Use of Race and Ethnicity in Public Health Surveillance: Summary of the CDC/ATSDR Workshop

Use of Race and Ethnicity in Public Health Surveillance: Summary of the CDC/ATSDR Workshop

United States Department of Health and Human Services
Centers for Disease Control and Prevention
Morbidity and Mortality Weekly Report
Volume 42, 1993-06-25, Number RR-10
28 pages


This edition of MMWR Recommendations and Reports summarizes a workshop that addresses the role of race and ethnicity in public health surveillance. The importance of public health surveillance efforts in assuring the nation’s health objectives cannot be overstated. However, because of a lack of consensus when defining and measuring race and ethnicity, public health surveillance systems have been limited. If the Year 2000 Health Objectives are to be met, recognizing and addressing these limitations are essential.

The issues addressed in this report highlight concepts, measures, and uses of race and ethnicity in public health surveillance. Representing the private sector, government and other public agencies, workshop participants assisted CDC and the Agency for Toxic Substances and Disease Registry (ATSDR) in describing, assessing, and improving the use of race and ethnicity in public health surveillance. The involvement of health professional organizations and minority health advocates ensured that relevant “real life” health concerns of racial and ethnic groups were addressed. This report includes summaries of plenary presentations by invited experts. The summaries do not necessarily represent the views or positions of CDC.

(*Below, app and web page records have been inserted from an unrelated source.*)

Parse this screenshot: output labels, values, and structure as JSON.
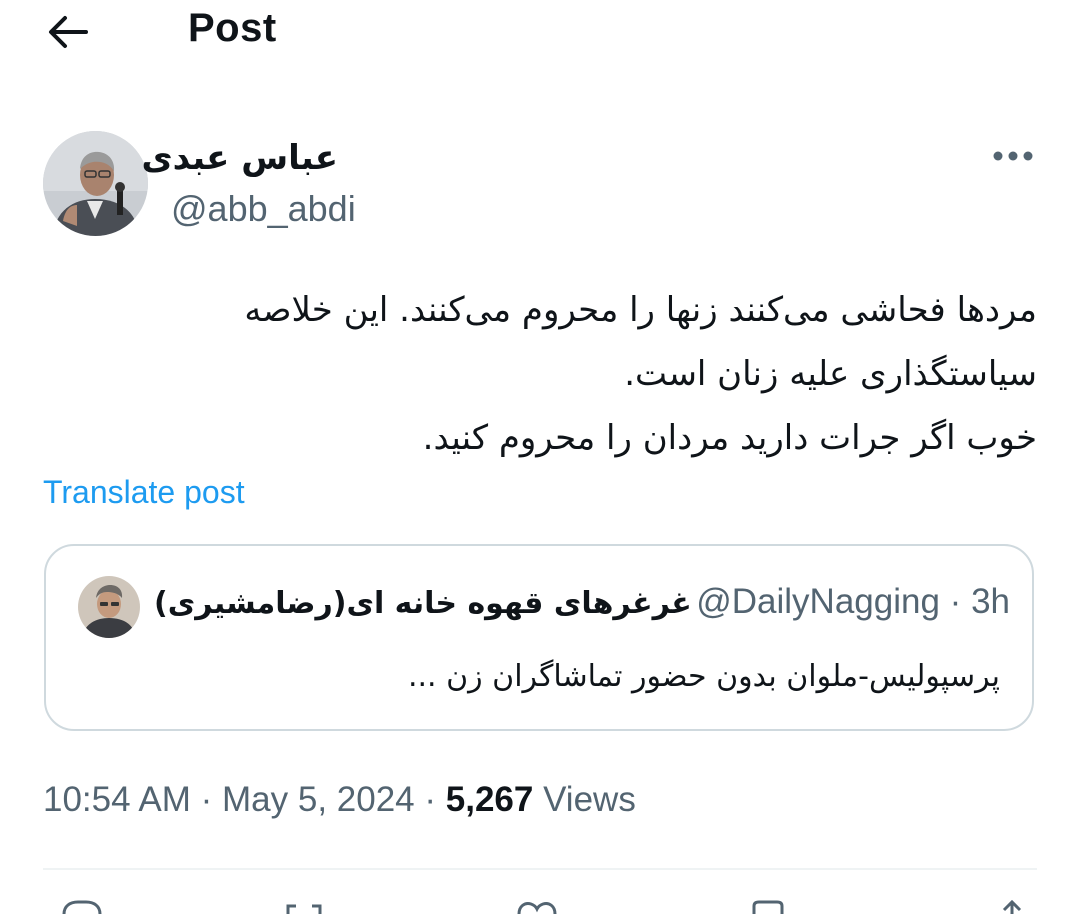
{
  "header": {
    "title": "Post"
  },
  "author": {
    "name": "عباس عبدی",
    "handle": "@abb_abdi"
  },
  "tweet": {
    "lines": [
      "مردها فحاشی می‌کنند زنها را محروم می‌کنند. این خلاصه",
      "سیاستگذاری علیه زنان است.",
      "خوب اگر جرات دارید مردان را محروم کنید."
    ],
    "translate_label": "Translate post"
  },
  "quote": {
    "name": "غرغرهای قهوه خانه ای(رضامشیری)",
    "handle": "@DailyNagging",
    "separator": "·",
    "time": "3h",
    "text": "پرسپولیس-ملوان بدون حضور تماشاگران زن ..."
  },
  "meta": {
    "time": "10:54 AM",
    "sep1": "·",
    "date": "May 5, 2024",
    "sep2": "·",
    "views_count": "5,267",
    "views_label": "Views"
  },
  "icons": {
    "back": "arrow-left-icon",
    "more": "more-horizontal-icon"
  },
  "colors": {
    "link": "#1d9bf0",
    "secondary_text": "#536471",
    "primary_text": "#0f1419",
    "border": "#cfd9de"
  }
}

The workshop focused on the limitations of the current use of race and ethnicity in public health surveillance, and the problems that persist because of these limitations. Although conceptual alternatives and practical strategies for improvement were recommended, further refinement is necessary. For example, while race may have some biological basis, its significance is mainly derived from social arrangements. Thus, race should be viewed within public health surveillance as a sociological phenomenon. Race and ethnicity are not risk factors — they are markers used to better understand risk factors. For instance, homicide disproportionately impacts African American communities; however, when income status is considered, the impact of homicide in African American communities is similiar to that in white communities. Finally, there should be further exploration of the full utility of the concept of ethnicity. This term generally has been limited to definers such as surname or language, while ignoring, for example, the importance of historical and sociological experiences.

The recommendations generated from the workshop were developed for CDC/ATSDR and some of them may be used to improve surveillance systems at CDC/ATSDR and in other parts of the Public Health Service. In addition, some of these recommendations may be used to update the 1985 Report of the Secretary’s Task Force on Black and Minority Health, as well as in measuring progress in reaching theYear 2000 Health Objectives. These recommendations have been submitted to the Director of CDC for consideration. They are being published in this format to stimulate further discussion. Some of these recommendations may exceed the missions of CDC and ATSDR, may be in conflict with other recommendations, or may be in various stages of implementation. Any comments regarding these recommendations may be sent to me at: Centers for Disease Control and Prevention, Office of the Associate Director for Minority Health, 1600 Clifton Road, MS-D39, Atlanta, GA 30333.

Rueben C. Warren, D.D.S., M.P.H., Dr.P.H.
Associate Director for Minority Health…

Read the entire report here.

Tags: , , , , , ,